> Task prompt:
Which lines in the records below contain the word "입력기를"? Return each of them.

Element data from apps and pages:
##########
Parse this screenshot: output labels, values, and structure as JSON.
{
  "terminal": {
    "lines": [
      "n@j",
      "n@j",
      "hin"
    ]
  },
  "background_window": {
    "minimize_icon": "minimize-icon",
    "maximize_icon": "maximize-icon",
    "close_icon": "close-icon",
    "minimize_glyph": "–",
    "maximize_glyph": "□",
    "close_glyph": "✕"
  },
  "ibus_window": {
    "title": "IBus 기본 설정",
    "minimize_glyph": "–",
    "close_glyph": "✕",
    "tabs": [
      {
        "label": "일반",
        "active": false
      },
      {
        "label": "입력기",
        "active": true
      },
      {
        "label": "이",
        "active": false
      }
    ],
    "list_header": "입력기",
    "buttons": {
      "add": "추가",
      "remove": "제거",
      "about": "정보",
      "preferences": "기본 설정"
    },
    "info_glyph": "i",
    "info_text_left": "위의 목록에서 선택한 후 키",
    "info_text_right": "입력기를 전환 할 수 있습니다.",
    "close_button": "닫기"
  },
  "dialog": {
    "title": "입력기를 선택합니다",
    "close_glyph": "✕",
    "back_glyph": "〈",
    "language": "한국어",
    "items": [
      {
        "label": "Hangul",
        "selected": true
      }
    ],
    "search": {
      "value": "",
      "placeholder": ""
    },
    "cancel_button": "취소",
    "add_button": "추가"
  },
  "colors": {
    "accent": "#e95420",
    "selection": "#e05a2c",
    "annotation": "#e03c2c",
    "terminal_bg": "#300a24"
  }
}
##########
> Task answer:
    "info_text_right": "입력기를 전환 할 수 있습니다.",
    "title": "입력기를 선택합니다",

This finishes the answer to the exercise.